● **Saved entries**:
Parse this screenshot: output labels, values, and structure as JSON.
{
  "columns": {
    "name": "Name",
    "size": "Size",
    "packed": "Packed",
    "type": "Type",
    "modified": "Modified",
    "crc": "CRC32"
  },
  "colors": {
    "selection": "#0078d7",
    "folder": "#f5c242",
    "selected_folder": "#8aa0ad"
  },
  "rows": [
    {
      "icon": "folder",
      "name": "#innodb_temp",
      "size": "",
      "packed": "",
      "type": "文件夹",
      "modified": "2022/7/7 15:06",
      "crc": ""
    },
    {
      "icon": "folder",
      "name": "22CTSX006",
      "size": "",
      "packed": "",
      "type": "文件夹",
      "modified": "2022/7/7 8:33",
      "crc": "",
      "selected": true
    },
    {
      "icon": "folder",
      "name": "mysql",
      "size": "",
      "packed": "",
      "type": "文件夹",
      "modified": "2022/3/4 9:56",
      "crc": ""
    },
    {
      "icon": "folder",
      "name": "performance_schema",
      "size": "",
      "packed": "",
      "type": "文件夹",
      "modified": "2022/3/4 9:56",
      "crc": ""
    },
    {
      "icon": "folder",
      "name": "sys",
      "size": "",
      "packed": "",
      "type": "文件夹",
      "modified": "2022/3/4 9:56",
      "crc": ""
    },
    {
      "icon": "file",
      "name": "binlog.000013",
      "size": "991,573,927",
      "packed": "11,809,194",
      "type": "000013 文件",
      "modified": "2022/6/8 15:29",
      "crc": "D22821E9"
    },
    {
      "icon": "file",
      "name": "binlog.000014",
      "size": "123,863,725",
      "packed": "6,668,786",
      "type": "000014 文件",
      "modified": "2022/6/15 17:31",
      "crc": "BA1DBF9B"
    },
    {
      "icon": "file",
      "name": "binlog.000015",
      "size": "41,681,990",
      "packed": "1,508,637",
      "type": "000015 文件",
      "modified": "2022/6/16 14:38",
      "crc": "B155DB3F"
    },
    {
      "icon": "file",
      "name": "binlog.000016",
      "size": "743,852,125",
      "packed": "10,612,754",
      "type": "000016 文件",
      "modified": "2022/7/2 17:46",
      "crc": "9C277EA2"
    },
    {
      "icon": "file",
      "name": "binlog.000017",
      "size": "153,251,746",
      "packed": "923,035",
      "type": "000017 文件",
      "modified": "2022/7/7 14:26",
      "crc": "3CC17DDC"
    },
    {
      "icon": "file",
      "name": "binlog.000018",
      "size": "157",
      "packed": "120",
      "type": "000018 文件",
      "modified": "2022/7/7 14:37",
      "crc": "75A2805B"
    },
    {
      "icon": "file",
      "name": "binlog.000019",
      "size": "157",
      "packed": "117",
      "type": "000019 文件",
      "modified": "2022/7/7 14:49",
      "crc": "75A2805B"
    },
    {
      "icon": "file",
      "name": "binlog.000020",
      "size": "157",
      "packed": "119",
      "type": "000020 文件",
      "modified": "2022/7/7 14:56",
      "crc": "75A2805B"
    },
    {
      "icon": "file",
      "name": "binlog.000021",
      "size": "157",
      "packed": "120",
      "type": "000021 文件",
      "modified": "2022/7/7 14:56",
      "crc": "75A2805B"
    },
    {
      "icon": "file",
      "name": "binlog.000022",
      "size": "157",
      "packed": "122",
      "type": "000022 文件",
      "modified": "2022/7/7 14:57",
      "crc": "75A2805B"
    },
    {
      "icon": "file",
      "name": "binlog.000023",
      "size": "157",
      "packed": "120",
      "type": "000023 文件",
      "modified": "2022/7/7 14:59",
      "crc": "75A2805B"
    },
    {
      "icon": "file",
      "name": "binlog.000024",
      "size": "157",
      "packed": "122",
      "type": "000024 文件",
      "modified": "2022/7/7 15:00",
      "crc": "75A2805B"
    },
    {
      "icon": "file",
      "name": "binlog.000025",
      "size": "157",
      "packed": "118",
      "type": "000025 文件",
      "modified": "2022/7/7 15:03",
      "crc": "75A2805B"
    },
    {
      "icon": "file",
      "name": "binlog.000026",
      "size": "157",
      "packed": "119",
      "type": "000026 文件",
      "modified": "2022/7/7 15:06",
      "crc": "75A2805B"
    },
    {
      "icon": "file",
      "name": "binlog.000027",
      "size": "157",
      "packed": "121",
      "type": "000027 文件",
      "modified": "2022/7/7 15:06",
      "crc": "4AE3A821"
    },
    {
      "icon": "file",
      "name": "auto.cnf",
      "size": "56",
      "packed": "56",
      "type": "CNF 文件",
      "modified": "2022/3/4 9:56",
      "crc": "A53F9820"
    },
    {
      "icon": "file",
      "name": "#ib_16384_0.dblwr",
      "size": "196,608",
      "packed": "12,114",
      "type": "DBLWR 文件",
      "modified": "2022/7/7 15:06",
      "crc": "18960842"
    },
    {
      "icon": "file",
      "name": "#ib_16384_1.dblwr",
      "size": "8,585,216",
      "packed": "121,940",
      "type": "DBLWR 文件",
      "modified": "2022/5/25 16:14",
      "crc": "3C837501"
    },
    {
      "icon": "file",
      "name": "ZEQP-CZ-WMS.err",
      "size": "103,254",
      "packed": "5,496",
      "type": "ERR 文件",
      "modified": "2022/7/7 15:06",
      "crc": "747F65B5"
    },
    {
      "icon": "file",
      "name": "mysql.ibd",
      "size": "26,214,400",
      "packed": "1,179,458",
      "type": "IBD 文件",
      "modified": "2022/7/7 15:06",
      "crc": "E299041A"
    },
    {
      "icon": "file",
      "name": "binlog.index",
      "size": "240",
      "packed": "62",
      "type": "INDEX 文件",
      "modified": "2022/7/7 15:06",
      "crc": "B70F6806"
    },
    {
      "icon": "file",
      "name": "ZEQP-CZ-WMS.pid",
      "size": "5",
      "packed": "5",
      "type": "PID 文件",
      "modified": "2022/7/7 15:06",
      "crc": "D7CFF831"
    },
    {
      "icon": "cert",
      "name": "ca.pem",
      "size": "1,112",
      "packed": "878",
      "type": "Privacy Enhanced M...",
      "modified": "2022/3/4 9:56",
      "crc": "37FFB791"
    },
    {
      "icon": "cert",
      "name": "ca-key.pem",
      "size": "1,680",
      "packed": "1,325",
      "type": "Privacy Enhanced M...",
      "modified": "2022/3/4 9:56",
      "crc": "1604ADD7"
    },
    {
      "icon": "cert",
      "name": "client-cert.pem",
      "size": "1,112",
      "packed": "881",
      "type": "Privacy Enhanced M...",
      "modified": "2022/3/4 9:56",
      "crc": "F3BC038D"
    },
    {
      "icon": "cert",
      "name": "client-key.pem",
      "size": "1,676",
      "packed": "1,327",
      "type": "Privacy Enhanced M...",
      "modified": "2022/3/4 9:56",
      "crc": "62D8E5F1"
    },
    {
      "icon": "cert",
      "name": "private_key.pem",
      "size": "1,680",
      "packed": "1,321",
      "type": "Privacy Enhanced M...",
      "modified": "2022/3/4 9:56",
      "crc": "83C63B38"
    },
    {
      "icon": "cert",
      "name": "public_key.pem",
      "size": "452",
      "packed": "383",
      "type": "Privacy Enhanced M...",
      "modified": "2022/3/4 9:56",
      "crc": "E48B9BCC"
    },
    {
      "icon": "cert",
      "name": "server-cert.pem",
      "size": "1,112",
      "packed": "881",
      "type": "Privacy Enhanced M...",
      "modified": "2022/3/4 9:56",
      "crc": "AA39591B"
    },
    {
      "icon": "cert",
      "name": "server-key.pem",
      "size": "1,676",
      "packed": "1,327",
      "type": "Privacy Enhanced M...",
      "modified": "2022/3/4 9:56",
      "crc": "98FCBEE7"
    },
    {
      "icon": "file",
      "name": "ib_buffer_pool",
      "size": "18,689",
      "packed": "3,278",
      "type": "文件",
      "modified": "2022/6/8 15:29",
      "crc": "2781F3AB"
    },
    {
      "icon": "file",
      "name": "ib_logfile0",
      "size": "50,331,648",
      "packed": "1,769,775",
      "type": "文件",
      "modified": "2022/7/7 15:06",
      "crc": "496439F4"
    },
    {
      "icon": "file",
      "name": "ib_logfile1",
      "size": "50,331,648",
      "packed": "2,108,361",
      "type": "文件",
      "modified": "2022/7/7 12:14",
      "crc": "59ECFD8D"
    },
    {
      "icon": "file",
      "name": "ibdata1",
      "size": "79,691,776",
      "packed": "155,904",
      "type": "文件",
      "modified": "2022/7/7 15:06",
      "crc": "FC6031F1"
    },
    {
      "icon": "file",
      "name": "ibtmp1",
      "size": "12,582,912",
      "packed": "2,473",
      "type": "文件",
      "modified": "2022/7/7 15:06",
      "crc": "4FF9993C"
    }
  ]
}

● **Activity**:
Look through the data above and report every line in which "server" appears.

● **Response to the task**:
      "name": "server-cert.pem",
      "name": "server-key.pem",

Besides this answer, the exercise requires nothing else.